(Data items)
= = =

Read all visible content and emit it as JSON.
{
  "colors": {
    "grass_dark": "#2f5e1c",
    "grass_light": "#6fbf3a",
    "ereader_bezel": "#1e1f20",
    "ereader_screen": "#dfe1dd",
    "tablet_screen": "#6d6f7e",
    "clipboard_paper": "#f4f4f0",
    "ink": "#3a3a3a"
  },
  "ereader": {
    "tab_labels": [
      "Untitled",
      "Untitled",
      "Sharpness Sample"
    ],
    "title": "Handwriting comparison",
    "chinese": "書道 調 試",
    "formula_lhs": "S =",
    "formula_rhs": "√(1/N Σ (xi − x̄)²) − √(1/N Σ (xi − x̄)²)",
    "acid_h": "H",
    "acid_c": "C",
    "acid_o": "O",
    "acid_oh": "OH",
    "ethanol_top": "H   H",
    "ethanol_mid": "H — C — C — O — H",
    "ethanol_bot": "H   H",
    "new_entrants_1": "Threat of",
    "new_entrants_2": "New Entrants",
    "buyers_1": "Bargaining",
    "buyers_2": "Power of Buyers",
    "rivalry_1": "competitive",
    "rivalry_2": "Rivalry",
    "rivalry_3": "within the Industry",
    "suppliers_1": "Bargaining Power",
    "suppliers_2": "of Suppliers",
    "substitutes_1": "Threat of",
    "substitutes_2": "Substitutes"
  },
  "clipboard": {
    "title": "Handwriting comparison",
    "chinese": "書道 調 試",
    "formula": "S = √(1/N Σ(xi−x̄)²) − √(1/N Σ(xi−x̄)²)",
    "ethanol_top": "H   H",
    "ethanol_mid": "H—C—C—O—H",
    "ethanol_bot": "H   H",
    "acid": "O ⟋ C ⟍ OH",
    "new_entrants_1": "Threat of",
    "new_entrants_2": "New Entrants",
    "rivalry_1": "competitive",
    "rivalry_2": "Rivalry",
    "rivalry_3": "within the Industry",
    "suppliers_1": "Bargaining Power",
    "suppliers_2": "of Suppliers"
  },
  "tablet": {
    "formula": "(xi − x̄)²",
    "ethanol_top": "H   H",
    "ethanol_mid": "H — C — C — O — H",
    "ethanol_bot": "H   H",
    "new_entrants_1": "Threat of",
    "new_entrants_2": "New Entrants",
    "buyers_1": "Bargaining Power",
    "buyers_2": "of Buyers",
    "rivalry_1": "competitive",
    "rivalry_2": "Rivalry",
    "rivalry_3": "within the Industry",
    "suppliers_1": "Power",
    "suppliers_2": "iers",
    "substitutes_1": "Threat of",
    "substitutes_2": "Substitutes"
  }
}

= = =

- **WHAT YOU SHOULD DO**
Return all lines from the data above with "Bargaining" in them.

- **OUTPUT FOR THIS TASK**
    "buyers_1": "Bargaining",
    "suppliers_1": "Bargaining Power",
    "suppliers_1": "Bargaining Power",
    "buyers_1": "Bargaining Power",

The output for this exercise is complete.